F1: Max Verstappen feel he and Red Bull a "perfect match"
The Dutchman replaced Russian Daniil Kvyat, who has taken his place at Toro Rosso.
Dutch teenager Max Verstappen believes he and Red Bull Racing can be a "perfect match" in Formula One and sees no reason to entertain any other offers after his sudden promotion from sister team Toro Rosso
Speaking in a Red Bull video after visiting the Milton Keynes factory for a seat fitting, the 18-year-old said he could not wait to get started at next week's Spanish Grand Prix and felt no extra pressure.
The former world champions announced on Thursday that Verstappen was replacing Daniil Kvyat for the remaining 17 races, with the Russian returning to Toro Rosso.
"I was always very happy at Red Bull. So I never saw reason to change and of course with this opportunity there is no reason to change," said Verstappen.
"I wouldn't say (there's) more pressure," added the youngster, who made his debut last season and is already talked of as a future champion.
"Of course you're driving for a top team now but at the end you always try to do your best....so I don't feel more pressure."
The Dutchman, who lives in the same Monaco apartment block as new Australian team mate Daniel Ricciardo, expected to feel at home.
"I know what they (Red Bull) have done in the history of Formula One. They are very competitive and I am a very competitive person so hopefully it's a perfect match," he said.
"I will just take it quite relaxed and see where it goes... It's a great honour, a top team where every driver wants to drive."
Verstappen, whose father Jos raced in Formula One with a reputation as a tough competitor, was Rookie of the Year last season.
He also won awards for the FIA's Personality of the Year, across all the governing body's championships, and Action of the Year.
His potential, with two fourth place finishes in 2015 and a sixth already in Bahrain this year, has put the youngster on the radar of rival teams such as Ferrari, who have Kimi Raikkonen out of contract at the end of the year.
Kvyat's demotion followed a nightmare home race in Russia last weekend, and Red Bull motorsport consultant Helmut Marko said it would take the pressure off the Russian and also ease tensions within Toro Rosso.

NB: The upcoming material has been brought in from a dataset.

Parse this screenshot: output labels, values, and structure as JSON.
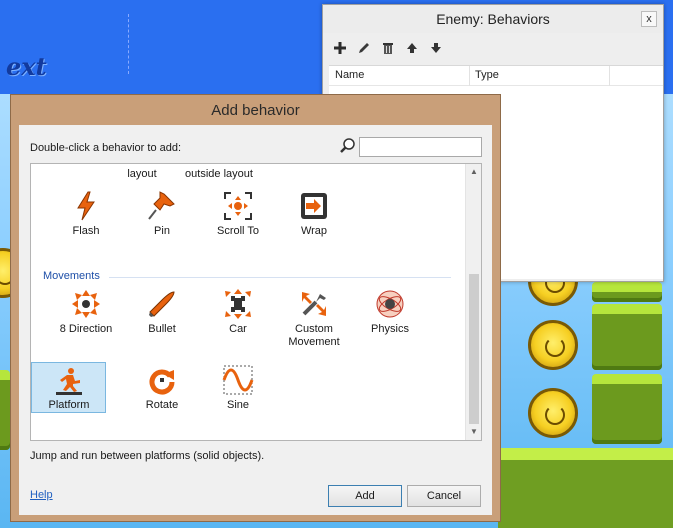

"There has been considerable unrest at Toro Rosso between Verstappen and (Spaniard Carlos) Sainz, so we have solved several internal problems," he told motorsport-total.com.